**What the task asks**.
When you restate the entries that follow, keep every word exactly and drop the pictures.

--- Records provided ---

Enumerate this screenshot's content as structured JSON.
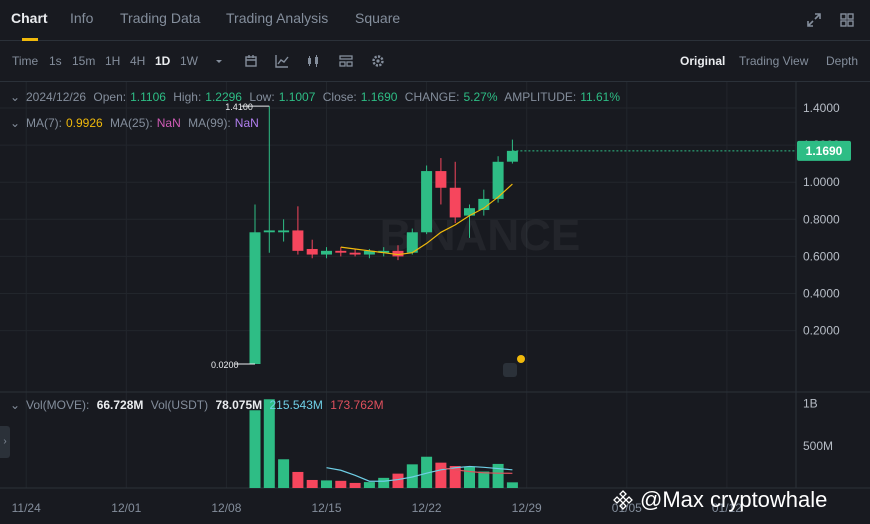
{
  "tabs": [
    "Chart",
    "Info",
    "Trading Data",
    "Trading Analysis",
    "Square"
  ],
  "window_icons": [
    "expand-icon",
    "grid-icon"
  ],
  "toolbar": {
    "time_label": "Time",
    "intervals": [
      "1s",
      "15m",
      "1H",
      "4H",
      "1D",
      "1W"
    ],
    "active_interval": "1D",
    "tool_icons": [
      "chevron-down-icon",
      "calendar-icon",
      "indicator-icon",
      "candle-type-icon",
      "template-icon",
      "gear-icon"
    ],
    "views": [
      "Original",
      "Trading View",
      "Depth"
    ],
    "active_view": "Original"
  },
  "ohlc": {
    "date": "2024/12/26",
    "open_label": "Open:",
    "open": "1.1106",
    "high_label": "High:",
    "high": "1.2296",
    "low_label": "Low:",
    "low": "1.1007",
    "close_label": "Close:",
    "close": "1.1690",
    "change_label": "CHANGE:",
    "change": "5.27%",
    "amplitude_label": "AMPLITUDE:",
    "amplitude": "11.61%"
  },
  "ma": {
    "ma7_label": "MA(7):",
    "ma7": "0.9926",
    "ma25_label": "MA(25):",
    "ma25": "NaN",
    "ma99_label": "MA(99):",
    "ma99": "NaN"
  },
  "volume": {
    "vol_label": "Vol(MOVE):",
    "vol": "66.728M",
    "usdt_label": "Vol(USDT)",
    "usdt": "78.075M",
    "ma1": "215.543M",
    "ma2": "173.762M"
  },
  "watermark": {
    "chart_logo": "BINANCE",
    "credit": "@Max cryptowhale"
  },
  "colors": {
    "up": "#2ebd85",
    "down": "#f6465d",
    "ma7": "#f0b90b",
    "vol_ma1": "#6fcfe6",
    "vol_ma2": "#e0505d",
    "accent": "#f0b90b"
  },
  "chart_data": {
    "type": "candlestick",
    "price_axis": {
      "ticks": [
        0.2,
        0.4,
        0.6,
        0.8,
        1.0,
        1.2,
        1.4
      ],
      "tick_labels": [
        "0.2000",
        "0.4000",
        "0.6000",
        "0.8000",
        "1.0000",
        "1.2000",
        "1.4000"
      ],
      "ylim": [
        0.02,
        1.5
      ]
    },
    "current_price_label": "1.1690",
    "max_marker": "1.4100",
    "min_marker": "0.0200",
    "x_ticks": [
      {
        "label": "11/24",
        "day": -16
      },
      {
        "label": "12/01",
        "day": -9
      },
      {
        "label": "12/08",
        "day": -2
      },
      {
        "label": "12/15",
        "day": 5
      },
      {
        "label": "12/22",
        "day": 12
      },
      {
        "label": "12/29",
        "day": 19
      },
      {
        "label": "01/05",
        "day": 26
      },
      {
        "label": "01/12",
        "day": 33
      }
    ],
    "candles": [
      {
        "o": 0.02,
        "h": 0.88,
        "l": 0.02,
        "c": 0.73
      },
      {
        "o": 0.73,
        "h": 1.41,
        "l": 0.62,
        "c": 0.74
      },
      {
        "o": 0.73,
        "h": 0.8,
        "l": 0.68,
        "c": 0.74
      },
      {
        "o": 0.74,
        "h": 0.87,
        "l": 0.61,
        "c": 0.63
      },
      {
        "o": 0.64,
        "h": 0.69,
        "l": 0.59,
        "c": 0.61
      },
      {
        "o": 0.61,
        "h": 0.65,
        "l": 0.59,
        "c": 0.63
      },
      {
        "o": 0.63,
        "h": 0.65,
        "l": 0.6,
        "c": 0.62
      },
      {
        "o": 0.62,
        "h": 0.64,
        "l": 0.6,
        "c": 0.61
      },
      {
        "o": 0.61,
        "h": 0.64,
        "l": 0.59,
        "c": 0.63
      },
      {
        "o": 0.62,
        "h": 0.65,
        "l": 0.6,
        "c": 0.63
      },
      {
        "o": 0.63,
        "h": 0.66,
        "l": 0.58,
        "c": 0.6
      },
      {
        "o": 0.62,
        "h": 0.75,
        "l": 0.61,
        "c": 0.73
      },
      {
        "o": 0.73,
        "h": 1.09,
        "l": 0.72,
        "c": 1.06
      },
      {
        "o": 1.06,
        "h": 1.13,
        "l": 0.88,
        "c": 0.97
      },
      {
        "o": 0.97,
        "h": 1.11,
        "l": 0.78,
        "c": 0.81
      },
      {
        "o": 0.82,
        "h": 0.88,
        "l": 0.7,
        "c": 0.86
      },
      {
        "o": 0.85,
        "h": 0.96,
        "l": 0.82,
        "c": 0.91
      },
      {
        "o": 0.91,
        "h": 1.14,
        "l": 0.89,
        "c": 1.11
      },
      {
        "o": 1.1106,
        "h": 1.2296,
        "l": 1.1007,
        "c": 1.169
      }
    ],
    "first_candle_day": 0,
    "ma7": [
      null,
      null,
      null,
      null,
      null,
      null,
      0.65,
      0.64,
      0.63,
      0.62,
      0.61,
      0.62,
      0.67,
      0.73,
      0.77,
      0.82,
      0.86,
      0.92,
      0.99
    ],
    "volume_axis": {
      "tick_labels": [
        "500M",
        "1B"
      ],
      "ticks": [
        500,
        1000
      ],
      "unit": "M"
    },
    "volumes": [
      920,
      1050,
      340,
      190,
      95,
      90,
      85,
      60,
      70,
      120,
      170,
      280,
      370,
      300,
      260,
      250,
      195,
      285,
      67
    ],
    "vol_ma1": [
      null,
      null,
      null,
      null,
      null,
      240,
      210,
      150,
      80,
      80,
      100,
      130,
      175,
      215,
      240,
      255,
      245,
      230,
      215
    ],
    "vol_ma2": [
      null,
      null,
      null,
      null,
      null,
      null,
      null,
      null,
      null,
      null,
      null,
      null,
      null,
      240,
      215,
      195,
      180,
      175,
      174
    ]
  }
}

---

**Answer space**.
Enumerate this screenshot's content as structured JSON.
{
  "tabs": [
    "Chart",
    "Info",
    "Trading Data",
    "Trading Analysis",
    "Square"
  ],
  "window_icons": [
    "expand-icon",
    "grid-icon"
  ],
  "toolbar": {
    "time_label": "Time",
    "intervals": [
      "1s",
      "15m",
      "1H",
      "4H",
      "1D",
      "1W"
    ],
    "active_interval": "1D",
    "tool_icons": [
      "chevron-down-icon",
      "calendar-icon",
      "indicator-icon",
      "candle-type-icon",
      "template-icon",
      "gear-icon"
    ],
    "views": [
      "Original",
      "Trading View",
      "Depth"
    ],
    "active_view": "Original"
  },
  "ohlc": {
    "date": "2024/12/26",
    "open_label": "Open:",
    "open": "1.1106",
    "high_label": "High:",
    "high": "1.2296",
    "low_label": "Low:",
    "low": "1.1007",
    "close_label": "Close:",
    "close": "1.1690",
    "change_label": "CHANGE:",
    "change": "5.27%",
    "amplitude_label": "AMPLITUDE:",
    "amplitude": "11.61%"
  },
  "ma": {
    "ma7_label": "MA(7):",
    "ma7": "0.9926",
    "ma25_label": "MA(25):",
    "ma25": "NaN",
    "ma99_label": "MA(99):",
    "ma99": "NaN"
  },
  "volume": {
    "vol_label": "Vol(MOVE):",
    "vol": "66.728M",
    "usdt_label": "Vol(USDT)",
    "usdt": "78.075M",
    "ma1": "215.543M",
    "ma2": "173.762M"
  },
  "watermark": {
    "chart_logo": "BINANCE",
    "credit": "@Max cryptowhale"
  },
  "colors": {
    "up": "#2ebd85",
    "down": "#f6465d",
    "ma7": "#f0b90b",
    "vol_ma1": "#6fcfe6",
    "vol_ma2": "#e0505d",
    "accent": "#f0b90b"
  },
  "chart_data": {
    "type": "candlestick",
    "price_axis": {
      "ticks": [
        0.2,
        0.4,
        0.6,
        0.8,
        1.0,
        1.2,
        1.4
      ],
      "tick_labels": [
        "0.2000",
        "0.4000",
        "0.6000",
        "0.8000",
        "1.0000",
        "1.2000",
        "1.4000"
      ],
      "ylim": [
        0.02,
        1.5
      ]
    },
    "current_price_label": "1.1690",
    "max_marker": "1.4100",
    "min_marker": "0.0200",
    "x_ticks": [
      {
        "label": "11/24",
        "day": -16
      },
      {
        "label": "12/01",
        "day": -9
      },
      {
        "label": "12/08",
        "day": -2
      },
      {
        "label": "12/15",
        "day": 5
      },
      {
        "label": "12/22",
        "day": 12
      },
      {
        "label": "12/29",
        "day": 19
      },
      {
        "label": "01/05",
        "day": 26
      },
      {
        "label": "01/12",
        "day": 33
      }
    ],
    "candles": [
      {
        "o": 0.02,
        "h": 0.88,
        "l": 0.02,
        "c": 0.73
      },
      {
        "o": 0.73,
        "h": 1.41,
        "l": 0.62,
        "c": 0.74
      },
      {
        "o": 0.73,
        "h": 0.8,
        "l": 0.68,
        "c": 0.74
      },
      {
        "o": 0.74,
        "h": 0.87,
        "l": 0.61,
        "c": 0.63
      },
      {
        "o": 0.64,
        "h": 0.69,
        "l": 0.59,
        "c": 0.61
      },
      {
        "o": 0.61,
        "h": 0.65,
        "l": 0.59,
        "c": 0.63
      },
      {
        "o": 0.63,
        "h": 0.65,
        "l": 0.6,
        "c": 0.62
      },
      {
        "o": 0.62,
        "h": 0.64,
        "l": 0.6,
        "c": 0.61
      },
      {
        "o": 0.61,
        "h": 0.64,
        "l": 0.59,
        "c": 0.63
      },
      {
        "o": 0.62,
        "h": 0.65,
        "l": 0.6,
        "c": 0.63
      },
      {
        "o": 0.63,
        "h": 0.66,
        "l": 0.58,
        "c": 0.6
      },
      {
        "o": 0.62,
        "h": 0.75,
        "l": 0.61,
        "c": 0.73
      },
      {
        "o": 0.73,
        "h": 1.09,
        "l": 0.72,
        "c": 1.06
      },
      {
        "o": 1.06,
        "h": 1.13,
        "l": 0.88,
        "c": 0.97
      },
      {
        "o": 0.97,
        "h": 1.11,
        "l": 0.78,
        "c": 0.81
      },
      {
        "o": 0.82,
        "h": 0.88,
        "l": 0.7,
        "c": 0.86
      },
      {
        "o": 0.85,
        "h": 0.96,
        "l": 0.82,
        "c": 0.91
      },
      {
        "o": 0.91,
        "h": 1.14,
        "l": 0.89,
        "c": 1.11
      },
      {
        "o": 1.1106,
        "h": 1.2296,
        "l": 1.1007,
        "c": 1.169
      }
    ],
    "first_candle_day": 0,
    "ma7": [
      null,
      null,
      null,
      null,
      null,
      null,
      0.65,
      0.64,
      0.63,
      0.62,
      0.61,
      0.62,
      0.67,
      0.73,
      0.77,
      0.82,
      0.86,
      0.92,
      0.99
    ],
    "volume_axis": {
      "tick_labels": [
        "500M",
        "1B"
      ],
      "ticks": [
        500,
        1000
      ],
      "unit": "M"
    },
    "volumes": [
      920,
      1050,
      340,
      190,
      95,
      90,
      85,
      60,
      70,
      120,
      170,
      280,
      370,
      300,
      260,
      250,
      195,
      285,
      67
    ],
    "vol_ma1": [
      null,
      null,
      null,
      null,
      null,
      240,
      210,
      150,
      80,
      80,
      100,
      130,
      175,
      215,
      240,
      255,
      245,
      230,
      215
    ],
    "vol_ma2": [
      null,
      null,
      null,
      null,
      null,
      null,
      null,
      null,
      null,
      null,
      null,
      null,
      null,
      240,
      215,
      195,
      180,
      175,
      174
    ]
  }
}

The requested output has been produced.